BEGIN EXERCISE INPUT

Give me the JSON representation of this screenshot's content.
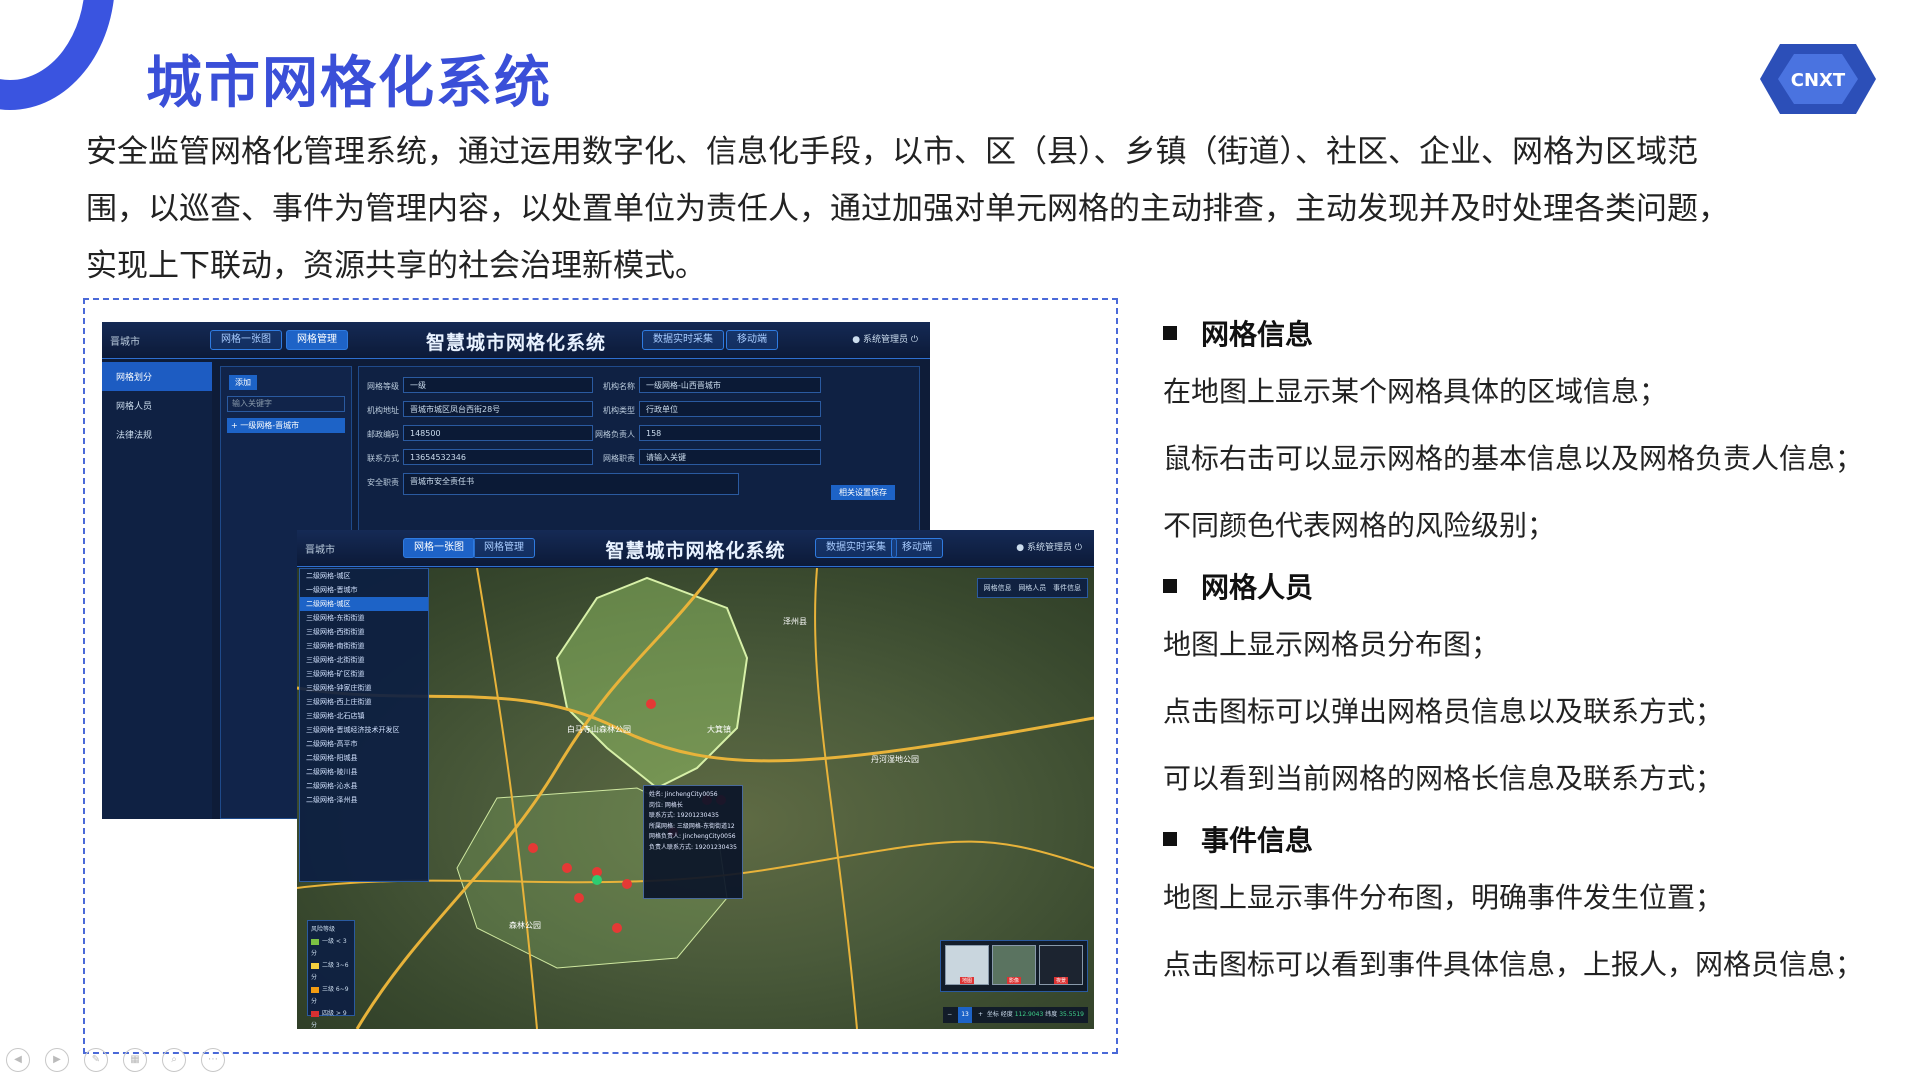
{
  "title": "城市网格化系统",
  "intro": "安全监管网格化管理系统，通过运用数字化、信息化手段，以市、区（县）、乡镇（街道）、社区、企业、网格为区域范围，以巡查、事件为管理内容，以处置单位为责任人，通过加强对单元网格的主动排查，主动发现并及时处理各类问题，实现上下联动，资源共享的社会治理新模式。",
  "logo_text": "CNXT",
  "screenshot1": {
    "app_title": "智慧城市网格化系统",
    "city_select": "晋城市",
    "header_buttons": [
      "网格一张图",
      "网格管理",
      "数据实时采集",
      "移动端"
    ],
    "user": "系统管理员",
    "nav": [
      "网格划分",
      "网格人员",
      "法律法规"
    ],
    "add_button": "添加",
    "search_placeholder": "输入关键字",
    "tree_node": "一级网格-晋城市",
    "form": {
      "labels": [
        "网格等级",
        "机构名称",
        "机构地址",
        "机构类型",
        "邮政编码",
        "网格负责人",
        "联系方式",
        "网格职责",
        "安全职责"
      ],
      "values": [
        "一级",
        "一级网格-山西晋城市",
        "晋城市城区凤台西街28号",
        "行政单位",
        "148500",
        "158",
        "13654532346",
        "请输入关键",
        "晋城市安全责任书"
      ],
      "save": "相关设置保存"
    }
  },
  "screenshot2": {
    "app_title": "智慧城市网格化系统",
    "city_select": "晋城市",
    "header_buttons": [
      "网格一张图",
      "网格管理",
      "数据实时采集",
      "移动端"
    ],
    "user": "系统管理员",
    "tree": [
      "二级网格-城区",
      "一级网格-晋城市",
      "二级网格-城区",
      "三级网格-东街街道",
      "三级网格-西街街道",
      "三级网格-南街街道",
      "三级网格-北街街道",
      "三级网格-矿区街道",
      "三级网格-钟家庄街道",
      "三级网格-西上庄街道",
      "三级网格-北石店镇",
      "三级网格-晋城经济技术开发区",
      "二级网格-高平市",
      "二级网格-阳城县",
      "二级网格-陵川县",
      "二级网格-沁水县",
      "二级网格-泽州县"
    ],
    "map_tools": [
      "网格信息",
      "网格人员",
      "事件信息"
    ],
    "popup": [
      "姓名: JinchengCity0056",
      "岗位: 网格长",
      "联系方式: 19201230435",
      "所属网格: 三级网格-东街街道12",
      "网格负责人: JinchengCity0056",
      "负责人联系方式: 19201230435"
    ],
    "legend_title": "风险等级",
    "legend": [
      {
        "label": "一级 < 3分",
        "color": "#7bc043"
      },
      {
        "label": "二级 3~6分",
        "color": "#f4d03f"
      },
      {
        "label": "三级 6~9分",
        "color": "#f39c12"
      },
      {
        "label": "四级 > 9分",
        "color": "#d63031"
      }
    ],
    "map_labels": [
      "白马寺山森林公园",
      "大箕镇",
      "泽州县",
      "森林公园",
      "丹河湿地公园"
    ],
    "thumb_labels": [
      "地图",
      "影像",
      "夜景"
    ],
    "zoom": "13",
    "coord_prefix": "坐标 经度",
    "coord_lng": "112.9043",
    "coord_lat_label": "纬度",
    "coord_lat": "35.5519"
  },
  "features": {
    "sections": [
      {
        "title": "网格信息",
        "lines": [
          "在地图上显示某个网格具体的区域信息；",
          "鼠标右击可以显示网格的基本信息以及网格负责人信息；",
          "不同颜色代表网格的风险级别；"
        ]
      },
      {
        "title": "网格人员",
        "lines": [
          "地图上显示网格员分布图；",
          "点击图标可以弹出网格员信息以及联系方式；",
          "可以看到当前网格的网格长信息及联系方式；"
        ]
      },
      {
        "title": "事件信息",
        "lines": [
          "地图上显示事件分布图，明确事件发生位置；",
          "点击图标可以看到事件具体信息，上报人，网格员信息；"
        ]
      }
    ]
  }
}
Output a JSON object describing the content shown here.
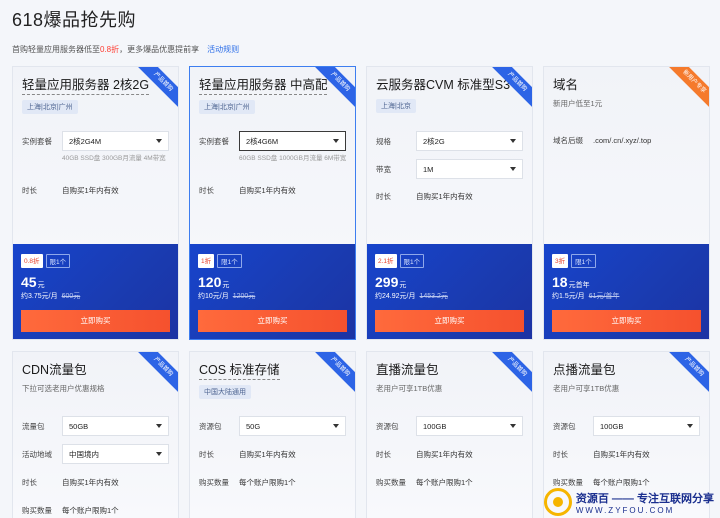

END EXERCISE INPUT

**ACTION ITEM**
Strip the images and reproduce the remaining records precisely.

**YOUR SOLUTION**
Give me the JSON representation of this screenshot's content.
{
  "title": "城市网格化系统",
  "intro": "安全监管网格化管理系统，通过运用数字化、信息化手段，以市、区（县）、乡镇（街道）、社区、企业、网格为区域范围，以巡查、事件为管理内容，以处置单位为责任人，通过加强对单元网格的主动排查，主动发现并及时处理各类问题，实现上下联动，资源共享的社会治理新模式。",
  "logo_text": "CNXT",
  "screenshot1": {
    "app_title": "智慧城市网格化系统",
    "city_select": "晋城市",
    "header_buttons": [
      "网格一张图",
      "网格管理",
      "数据实时采集",
      "移动端"
    ],
    "user": "系统管理员",
    "nav": [
      "网格划分",
      "网格人员",
      "法律法规"
    ],
    "add_button": "添加",
    "search_placeholder": "输入关键字",
    "tree_node": "一级网格-晋城市",
    "form": {
      "labels": [
        "网格等级",
        "机构名称",
        "机构地址",
        "机构类型",
        "邮政编码",
        "网格负责人",
        "联系方式",
        "网格职责",
        "安全职责"
      ],
      "values": [
        "一级",
        "一级网格-山西晋城市",
        "晋城市城区凤台西街28号",
        "行政单位",
        "148500",
        "158",
        "13654532346",
        "请输入关键",
        "晋城市安全责任书"
      ],
      "save": "相关设置保存"
    }
  },
  "screenshot2": {
    "app_title": "智慧城市网格化系统",
    "city_select": "晋城市",
    "header_buttons": [
      "网格一张图",
      "网格管理",
      "数据实时采集",
      "移动端"
    ],
    "user": "系统管理员",
    "tree": [
      "二级网格-城区",
      "一级网格-晋城市",
      "二级网格-城区",
      "三级网格-东街街道",
      "三级网格-西街街道",
      "三级网格-南街街道",
      "三级网格-北街街道",
      "三级网格-矿区街道",
      "三级网格-钟家庄街道",
      "三级网格-西上庄街道",
      "三级网格-北石店镇",
      "三级网格-晋城经济技术开发区",
      "二级网格-高平市",
      "二级网格-阳城县",
      "二级网格-陵川县",
      "二级网格-沁水县",
      "二级网格-泽州县"
    ],
    "map_tools": [
      "网格信息",
      "网格人员",
      "事件信息"
    ],
    "popup": [
      "姓名: JinchengCity0056",
      "岗位: 网格长",
      "联系方式: 19201230435",
      "所属网格: 三级网格-东街街道12",
      "网格负责人: JinchengCity0056",
      "负责人联系方式: 19201230435"
    ],
    "legend_title": "风险等级",
    "legend": [
      {
        "label": "一级 < 3分",
        "color": "#7bc043"
      },
      {
        "label": "二级 3~6分",
        "color": "#f4d03f"
      },
      {
        "label": "三级 6~9分",
        "color": "#f39c12"
      },
      {
        "label": "四级 > 9分",
        "color": "#d63031"
      }
    ],
    "map_labels": [
      "白马寺山森林公园",
      "大箕镇",
      "泽州县",
      "森林公园",
      "丹河湿地公园"
    ],
    "thumb_labels": [
      "地图",
      "影像",
      "夜景"
    ],
    "zoom": "13",
    "coord_prefix": "坐标 经度",
    "coord_lng": "112.9043",
    "coord_lat_label": "纬度",
    "coord_lat": "35.5519"
  },
  "features": {
    "sections": [
      {
        "title": "网格信息",
        "lines": [
          "在地图上显示某个网格具体的区域信息；",
          "鼠标右击可以显示网格的基本信息以及网格负责人信息；",
          "不同颜色代表网格的风险级别；"
        ]
      },
      {
        "title": "网格人员",
        "lines": [
          "地图上显示网格员分布图；",
          "点击图标可以弹出网格员信息以及联系方式；",
          "可以看到当前网格的网格长信息及联系方式；"
        ]
      },
      {
        "title": "事件信息",
        "lines": [
          "地图上显示事件分布图，明确事件发生位置；",
          "点击图标可以看到事件具体信息，上报人，网格员信息；"
        ]
      }
    ]
  }
}
Output a JSON object describing the content shown here.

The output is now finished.